Even the most tolerant netsurfer might become exhausted by the "public timeline" at twitter.com, where thousands of people across the globe answer the simple question "what are you doing?" in 140 characters or fewer - either by tapping them in on a computer, or sending them in via text message. "I'm currently researching vulnerability management," is the news from a chap called Nathan, while "Browsing the web" is the somewhat redundant update from David in Toledo.
If you sign up, you can be notified of your friends' movements, thoughts and sandwich fillings - Twitter's founder, Evan Williams, claims that it will become "the pulse of society, the first place people go to share information".
But, for many of you, this distillation of blogging into a single sentence is the absurd culmination of social networking. "I'm tired of receiving invitations to join websites with 'friends' and 'updates'," writes Keith Hunt. "It's a perfect example," e-mailed Tom Wetheredge, "of how the internet can keep us too connected."
Twitter can fire off an SMS to your mobile whenever your friends update, which can feel like being electronically harrassed. In the US, where many have to pay to receive a text, mobile companies are coining substantial sums as a result and, even in the UK, sending updates to Twitter can be charged at a premium rate. As Josh N says, "It's fantastic if you relish a lack of privacy and enjoy running up phone bills. But in a good way."

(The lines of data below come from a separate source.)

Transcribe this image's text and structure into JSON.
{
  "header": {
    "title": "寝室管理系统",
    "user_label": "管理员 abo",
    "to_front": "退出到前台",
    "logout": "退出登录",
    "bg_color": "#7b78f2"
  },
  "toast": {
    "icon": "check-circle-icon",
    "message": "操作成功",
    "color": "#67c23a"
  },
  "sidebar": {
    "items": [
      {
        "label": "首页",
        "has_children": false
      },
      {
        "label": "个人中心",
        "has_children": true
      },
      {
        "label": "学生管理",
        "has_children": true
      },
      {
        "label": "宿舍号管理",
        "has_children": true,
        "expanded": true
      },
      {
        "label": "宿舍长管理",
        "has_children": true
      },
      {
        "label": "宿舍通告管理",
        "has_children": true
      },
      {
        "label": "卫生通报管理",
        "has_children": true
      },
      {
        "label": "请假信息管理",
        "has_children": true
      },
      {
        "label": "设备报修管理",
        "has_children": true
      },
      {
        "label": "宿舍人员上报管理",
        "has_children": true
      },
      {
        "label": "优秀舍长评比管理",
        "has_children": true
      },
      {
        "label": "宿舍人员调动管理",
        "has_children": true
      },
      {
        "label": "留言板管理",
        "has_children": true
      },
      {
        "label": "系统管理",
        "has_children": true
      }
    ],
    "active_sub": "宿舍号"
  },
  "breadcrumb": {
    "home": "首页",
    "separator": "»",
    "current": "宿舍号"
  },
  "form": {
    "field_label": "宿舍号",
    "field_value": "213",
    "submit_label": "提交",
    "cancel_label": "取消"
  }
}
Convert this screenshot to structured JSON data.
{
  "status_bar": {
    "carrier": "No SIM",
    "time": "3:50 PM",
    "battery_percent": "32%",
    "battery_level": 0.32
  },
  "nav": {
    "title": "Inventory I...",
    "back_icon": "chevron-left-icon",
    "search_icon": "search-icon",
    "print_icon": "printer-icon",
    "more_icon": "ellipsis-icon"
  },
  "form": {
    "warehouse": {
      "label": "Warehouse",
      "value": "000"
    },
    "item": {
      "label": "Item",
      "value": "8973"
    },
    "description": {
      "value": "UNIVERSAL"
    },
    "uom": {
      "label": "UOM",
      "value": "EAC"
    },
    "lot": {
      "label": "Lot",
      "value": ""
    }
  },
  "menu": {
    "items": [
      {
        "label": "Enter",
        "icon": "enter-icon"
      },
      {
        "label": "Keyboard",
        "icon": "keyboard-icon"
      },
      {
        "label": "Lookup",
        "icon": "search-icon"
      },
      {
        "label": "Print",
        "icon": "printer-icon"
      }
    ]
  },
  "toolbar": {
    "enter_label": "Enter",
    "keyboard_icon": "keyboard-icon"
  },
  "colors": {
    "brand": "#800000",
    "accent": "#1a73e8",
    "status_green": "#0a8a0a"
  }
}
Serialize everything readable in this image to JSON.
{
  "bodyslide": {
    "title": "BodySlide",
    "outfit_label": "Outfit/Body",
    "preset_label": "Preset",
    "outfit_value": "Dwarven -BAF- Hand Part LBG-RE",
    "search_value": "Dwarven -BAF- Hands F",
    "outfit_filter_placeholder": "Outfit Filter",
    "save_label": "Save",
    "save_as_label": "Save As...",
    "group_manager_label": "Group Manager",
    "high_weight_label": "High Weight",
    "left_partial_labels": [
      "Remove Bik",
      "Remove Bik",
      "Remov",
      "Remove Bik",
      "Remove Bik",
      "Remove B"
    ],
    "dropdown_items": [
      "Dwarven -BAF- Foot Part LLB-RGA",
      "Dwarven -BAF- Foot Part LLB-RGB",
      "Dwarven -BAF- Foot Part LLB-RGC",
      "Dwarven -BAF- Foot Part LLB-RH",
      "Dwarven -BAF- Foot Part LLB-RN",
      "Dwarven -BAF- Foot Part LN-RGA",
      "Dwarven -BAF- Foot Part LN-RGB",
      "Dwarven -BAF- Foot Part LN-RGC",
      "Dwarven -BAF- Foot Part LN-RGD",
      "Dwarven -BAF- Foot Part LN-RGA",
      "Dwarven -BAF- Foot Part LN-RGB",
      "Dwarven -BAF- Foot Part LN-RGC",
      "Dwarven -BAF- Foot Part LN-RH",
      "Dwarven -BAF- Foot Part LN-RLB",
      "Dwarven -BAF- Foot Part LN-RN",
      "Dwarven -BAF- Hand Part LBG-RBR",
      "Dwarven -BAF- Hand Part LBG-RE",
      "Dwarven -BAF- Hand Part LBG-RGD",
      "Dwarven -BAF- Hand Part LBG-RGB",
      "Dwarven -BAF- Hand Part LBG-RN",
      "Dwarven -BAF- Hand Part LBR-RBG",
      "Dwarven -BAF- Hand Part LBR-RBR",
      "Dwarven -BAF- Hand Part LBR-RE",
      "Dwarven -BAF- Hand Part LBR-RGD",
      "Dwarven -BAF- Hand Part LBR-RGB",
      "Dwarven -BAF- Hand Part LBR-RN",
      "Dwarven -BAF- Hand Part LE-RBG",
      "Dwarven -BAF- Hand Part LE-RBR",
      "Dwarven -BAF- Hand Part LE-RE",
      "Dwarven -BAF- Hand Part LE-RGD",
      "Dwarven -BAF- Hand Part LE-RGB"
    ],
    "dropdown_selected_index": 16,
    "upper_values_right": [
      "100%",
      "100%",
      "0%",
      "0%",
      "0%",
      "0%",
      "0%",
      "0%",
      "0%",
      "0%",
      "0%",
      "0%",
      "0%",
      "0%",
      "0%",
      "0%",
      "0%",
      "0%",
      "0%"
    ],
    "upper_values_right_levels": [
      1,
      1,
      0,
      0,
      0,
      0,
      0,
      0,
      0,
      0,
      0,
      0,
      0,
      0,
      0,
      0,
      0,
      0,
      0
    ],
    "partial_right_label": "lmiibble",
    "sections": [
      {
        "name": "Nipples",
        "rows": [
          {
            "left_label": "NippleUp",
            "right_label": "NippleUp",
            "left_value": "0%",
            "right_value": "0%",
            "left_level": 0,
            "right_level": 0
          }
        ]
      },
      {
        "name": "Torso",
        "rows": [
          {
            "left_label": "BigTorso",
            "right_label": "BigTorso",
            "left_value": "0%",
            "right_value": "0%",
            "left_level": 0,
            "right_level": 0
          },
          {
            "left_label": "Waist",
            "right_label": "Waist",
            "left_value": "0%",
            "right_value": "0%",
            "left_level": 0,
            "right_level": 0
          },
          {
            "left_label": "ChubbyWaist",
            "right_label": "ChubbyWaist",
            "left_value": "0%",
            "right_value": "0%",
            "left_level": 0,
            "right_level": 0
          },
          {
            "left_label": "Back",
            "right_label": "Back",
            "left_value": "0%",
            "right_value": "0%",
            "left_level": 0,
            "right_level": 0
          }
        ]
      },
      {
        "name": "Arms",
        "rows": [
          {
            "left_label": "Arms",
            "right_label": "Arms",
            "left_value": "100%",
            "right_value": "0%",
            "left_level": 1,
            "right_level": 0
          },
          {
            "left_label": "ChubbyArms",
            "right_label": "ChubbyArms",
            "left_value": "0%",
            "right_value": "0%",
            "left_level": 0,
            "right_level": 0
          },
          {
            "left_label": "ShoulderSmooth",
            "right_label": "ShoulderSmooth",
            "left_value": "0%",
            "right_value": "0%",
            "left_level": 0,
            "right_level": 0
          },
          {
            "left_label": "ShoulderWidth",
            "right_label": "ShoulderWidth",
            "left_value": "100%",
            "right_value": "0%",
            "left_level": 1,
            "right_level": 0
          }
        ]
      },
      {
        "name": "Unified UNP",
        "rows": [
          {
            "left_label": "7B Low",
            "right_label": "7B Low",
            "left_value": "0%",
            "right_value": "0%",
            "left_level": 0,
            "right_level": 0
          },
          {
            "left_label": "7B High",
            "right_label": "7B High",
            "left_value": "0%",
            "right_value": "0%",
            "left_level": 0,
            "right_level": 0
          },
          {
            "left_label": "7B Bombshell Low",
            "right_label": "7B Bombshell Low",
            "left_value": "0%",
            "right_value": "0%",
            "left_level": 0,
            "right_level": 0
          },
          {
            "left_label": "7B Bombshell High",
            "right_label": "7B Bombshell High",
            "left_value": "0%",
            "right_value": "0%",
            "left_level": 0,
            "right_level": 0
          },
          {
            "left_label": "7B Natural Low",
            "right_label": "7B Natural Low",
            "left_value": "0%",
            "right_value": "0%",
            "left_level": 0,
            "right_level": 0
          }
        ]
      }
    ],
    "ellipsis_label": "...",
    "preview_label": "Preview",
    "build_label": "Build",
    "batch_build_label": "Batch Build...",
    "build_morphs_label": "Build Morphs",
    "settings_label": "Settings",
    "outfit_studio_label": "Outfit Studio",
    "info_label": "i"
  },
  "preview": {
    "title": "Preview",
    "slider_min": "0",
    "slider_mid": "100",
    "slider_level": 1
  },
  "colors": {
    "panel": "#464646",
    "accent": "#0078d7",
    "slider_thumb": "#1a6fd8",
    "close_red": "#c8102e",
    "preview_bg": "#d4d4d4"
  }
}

If you cut your mobile phone out of the loop and check for updates online, the service is free, and can even be fun: the latest World Cup cricket scores appear regularly; someone has made a valiant attempt to keep users updated with London Underground delays; and even 2008 Presidential hopeful John Edwards is posting messages as he pinballs around the USA.
It's also the perfect receptacle for idle thoughts, according to writer Leila Johnston. "Blogs are over-run with tedious details," she writes. "Here, the dullards are gagged after 140 characters." One user, at twitter.com/rhodri, is finding it addictive - at least for the moment.
Next week's question comes from Alan Leigh:
"I'm confused by the range of new gadgets that allow you to watch TV without a TV. What's the difference between them all?" Any comments, and new questions for the Cyberclinic, should be emailed to email@example.com.Reuse content